So try to count the following:

# of 5 digit numbers with only 1's.

# of 5 digit numbers with only 2's.

# of 5 digit number with only 3's.

# of 5 digit numbers with only 1's and 2's.

# of 5 digit numbers with only 2's and 3's.

# of 5 digit numbers with only 1's and 3's. - May 26th 2009, 06:18 PMSampras
# of 5 digit numbers with only 1's:

# of 5 digit numbers with only 2's:

# of 5 digit number with only 3's:

# of 5 digit numbers with only 1's and 2's:

# of 5 digit numbers with only 2's and 3's:

# of 5 digit numbers with only 1's and 3's:

For the above...would counting the number of those numbers that do**not**have those numbers and then subtract it be the best way?
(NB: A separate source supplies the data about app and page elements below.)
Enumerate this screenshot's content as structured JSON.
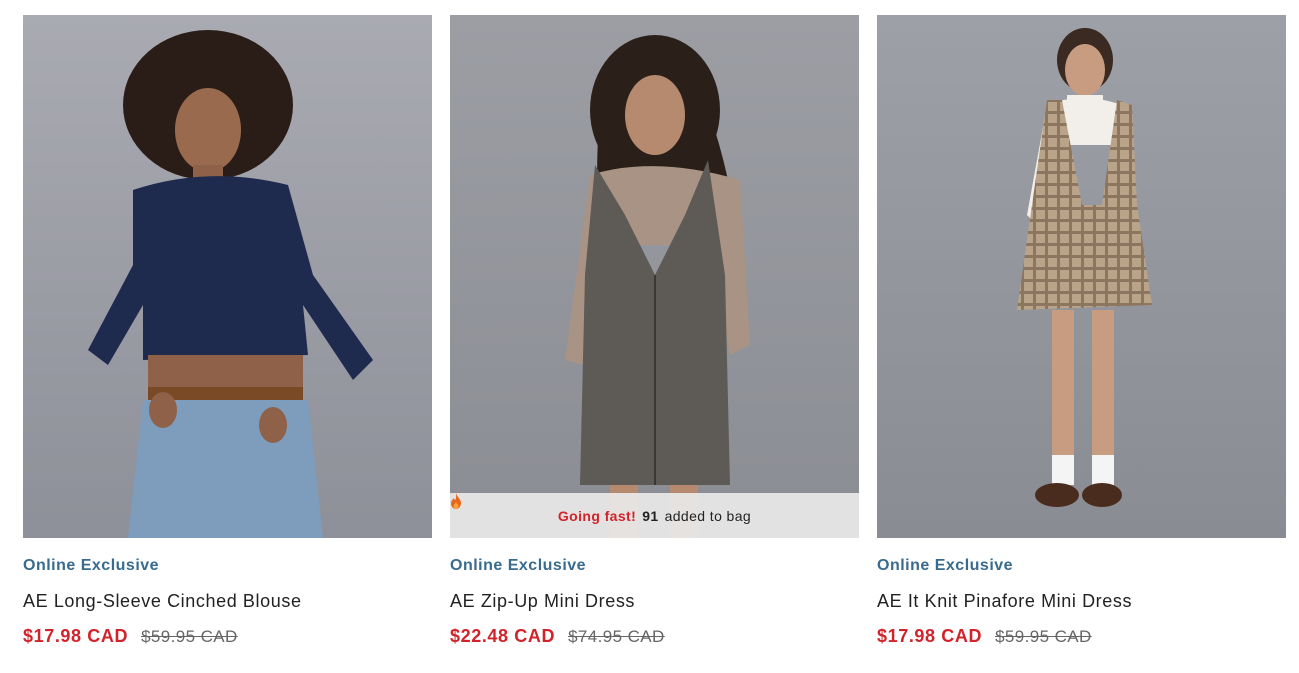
{
  "products": [
    {
      "tag": "Online Exclusive",
      "name": "AE Long-Sleeve Cinched Blouse",
      "sale_price": "$17.98 CAD",
      "original_price": "$59.95 CAD",
      "image_icon": "product-photo-navy-blouse"
    },
    {
      "tag": "Online Exclusive",
      "name": "AE Zip-Up Mini Dress",
      "sale_price": "$22.48 CAD",
      "original_price": "$74.95 CAD",
      "image_icon": "product-photo-herringbone-dress",
      "badge": {
        "icon": "flame-icon",
        "hot_text": "Going fast!",
        "count": "91",
        "suffix": "added to bag"
      }
    },
    {
      "tag": "Online Exclusive",
      "name": "AE It Knit Pinafore Mini Dress",
      "sale_price": "$17.98 CAD",
      "original_price": "$59.95 CAD",
      "image_icon": "product-photo-plaid-pinafore"
    }
  ],
  "colors": {
    "tag": "#386b8d",
    "sale": "#d2232a",
    "original": "#666666",
    "badge_bg": "#e8e8e8"
  }
}
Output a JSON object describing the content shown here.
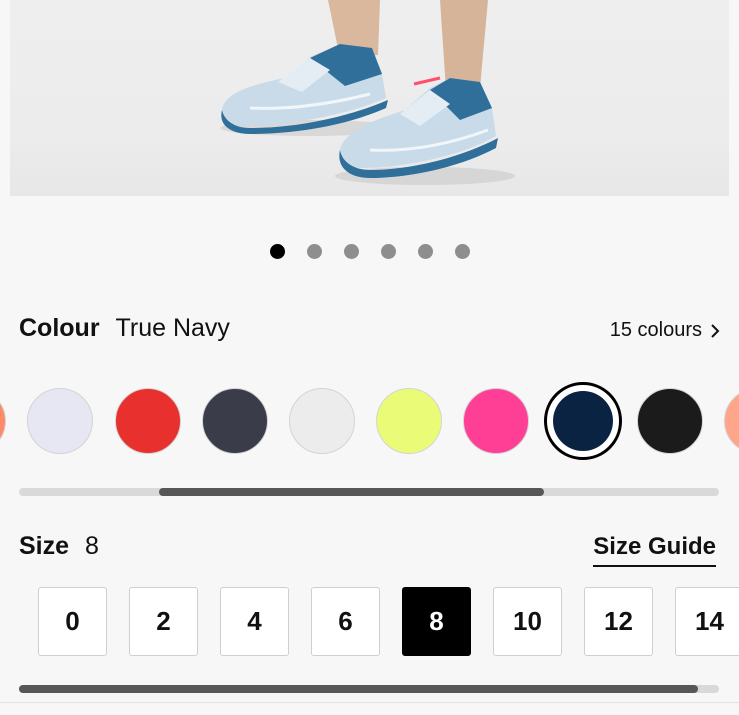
{
  "carousel": {
    "count": 6,
    "active_index": 0
  },
  "colour": {
    "label": "Colour",
    "selected_name": "True Navy",
    "count_text": "15 colours",
    "swatches": [
      {
        "name": "coral-partial",
        "color": "#ff8a6a"
      },
      {
        "name": "white-lavender",
        "color": "#e7e7f3"
      },
      {
        "name": "red",
        "color": "#e8312f"
      },
      {
        "name": "charcoal-camo",
        "color": "#3a3c4a"
      },
      {
        "name": "white",
        "color": "#ececec"
      },
      {
        "name": "neon-yellow",
        "color": "#eafc77"
      },
      {
        "name": "pink",
        "color": "#ff3f95"
      },
      {
        "name": "true-navy",
        "color": "#0b2342"
      },
      {
        "name": "black-print",
        "color": "#1b1b1b"
      },
      {
        "name": "peach-partial",
        "color": "#ffa68a"
      }
    ],
    "selected_index": 7,
    "scroll_fraction_start": 0.2,
    "scroll_fraction_end": 0.75
  },
  "size": {
    "label": "Size",
    "selected_value": "8",
    "guide_label": "Size Guide",
    "options": [
      "0",
      "2",
      "4",
      "6",
      "8",
      "10",
      "12",
      "14"
    ],
    "selected_index": 4,
    "scroll_fraction_start": 0.0,
    "scroll_fraction_end": 0.97
  },
  "colors": {
    "shoe_accent": "#2f6f99",
    "shoe_upper": "#c9dae8",
    "sole_pink": "#ff4f6b"
  }
}
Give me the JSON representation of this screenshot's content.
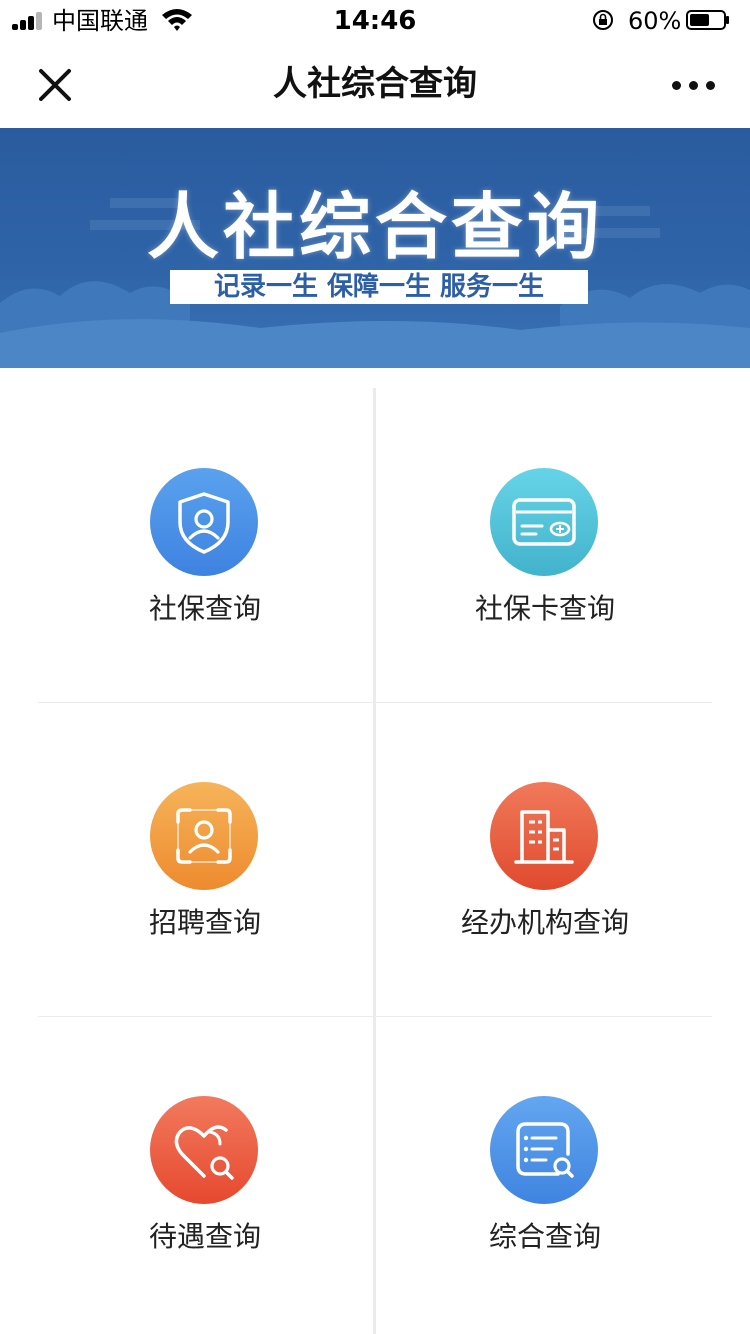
{
  "status_bar": {
    "carrier": "中国联通",
    "time": "14:46",
    "battery_percent": "60%",
    "battery_level": 0.6
  },
  "nav": {
    "title": "人社综合查询",
    "close_icon": "close-icon",
    "more_icon": "more-icon"
  },
  "banner": {
    "title": "人社综合查询",
    "slogan": "记录一生 保障一生 服务一生",
    "background_color": "#2d5fa6"
  },
  "tiles": [
    {
      "label": "社保查询",
      "icon": "shield-user-icon",
      "color": "#4a8fe6"
    },
    {
      "label": "社保卡查询",
      "icon": "social-security-card-icon",
      "color": "#4fc3d9"
    },
    {
      "label": "招聘查询",
      "icon": "person-scan-icon",
      "color": "#f19a3e"
    },
    {
      "label": "经办机构查询",
      "icon": "building-icon",
      "color": "#ea5b3e"
    },
    {
      "label": "待遇查询",
      "icon": "heart-search-icon",
      "color": "#ec6148"
    },
    {
      "label": "综合查询",
      "icon": "document-search-icon",
      "color": "#4d90e4"
    }
  ]
}
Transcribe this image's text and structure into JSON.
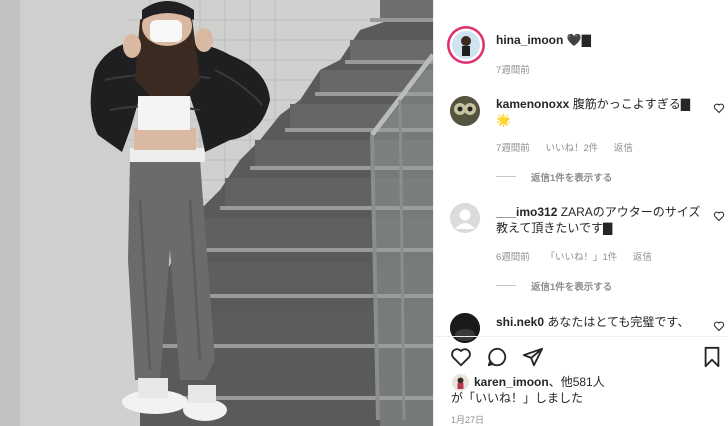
{
  "post": {
    "author": "hina_imoon",
    "caption_emoji": "🖤▇",
    "time": "7週間前"
  },
  "comments": [
    {
      "username": "kamenonoxx",
      "text_line1": "腹筋かっこよすぎる▇",
      "text_line2": "🌟",
      "time": "7週間前",
      "likes": "いいね！2件",
      "reply_label": "返信",
      "view_replies": "返信1件を表示する"
    },
    {
      "username": "___imo312",
      "text_line1": "ZARAのアウターのサイズ",
      "text_line2": "教えて頂きたいです▇",
      "time": "6週間前",
      "likes": "「いいね！」1件",
      "reply_label": "返信",
      "view_replies": "返信1件を表示する"
    },
    {
      "username": "shi.nek0",
      "text_line1": "あなたはとても完璧です、",
      "text_line2": ""
    }
  ],
  "likes_section": {
    "liker": "karen_imoon",
    "others": "、他581人",
    "line2": "が「いいね！」しました"
  },
  "post_date": "1月27日",
  "icons": [
    "heart-icon",
    "comment-icon",
    "share-icon",
    "bookmark-icon"
  ]
}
Because you could have - May 26th 2009, 07:16 PMamitface
Suppose we want to count the # of 5 digit numbers with only 1's and 2's:

Such a number can have one 1, two 1's, three 1's, or four 1's. (All others being 2)

How many ways can it have one 1? You have to choose 1 position out of 5 possible positions, so .

How many ways can it have two 1's? You have to choose 2 positions out of 5 possible positions, so .

Similarly for the others, we have 10 and 5. So there are 30.

Do the same for all others, subtract, and you have your result. (150)

If you don't like this approach, you can try counting them directly by splitting them into different cases.

two 1's, two 2's, one 3

two 1's, two 3's, one 2

two 2's, two 3's, one 1

one 1, one 2's, three 3's

one 2, one 3, three 1's

one 1, one 3, three 2's.

Of course, the first three are equal, and the last three are equal.

I'm pretty sure the first way is the simplest way to do it though. I could be wrong.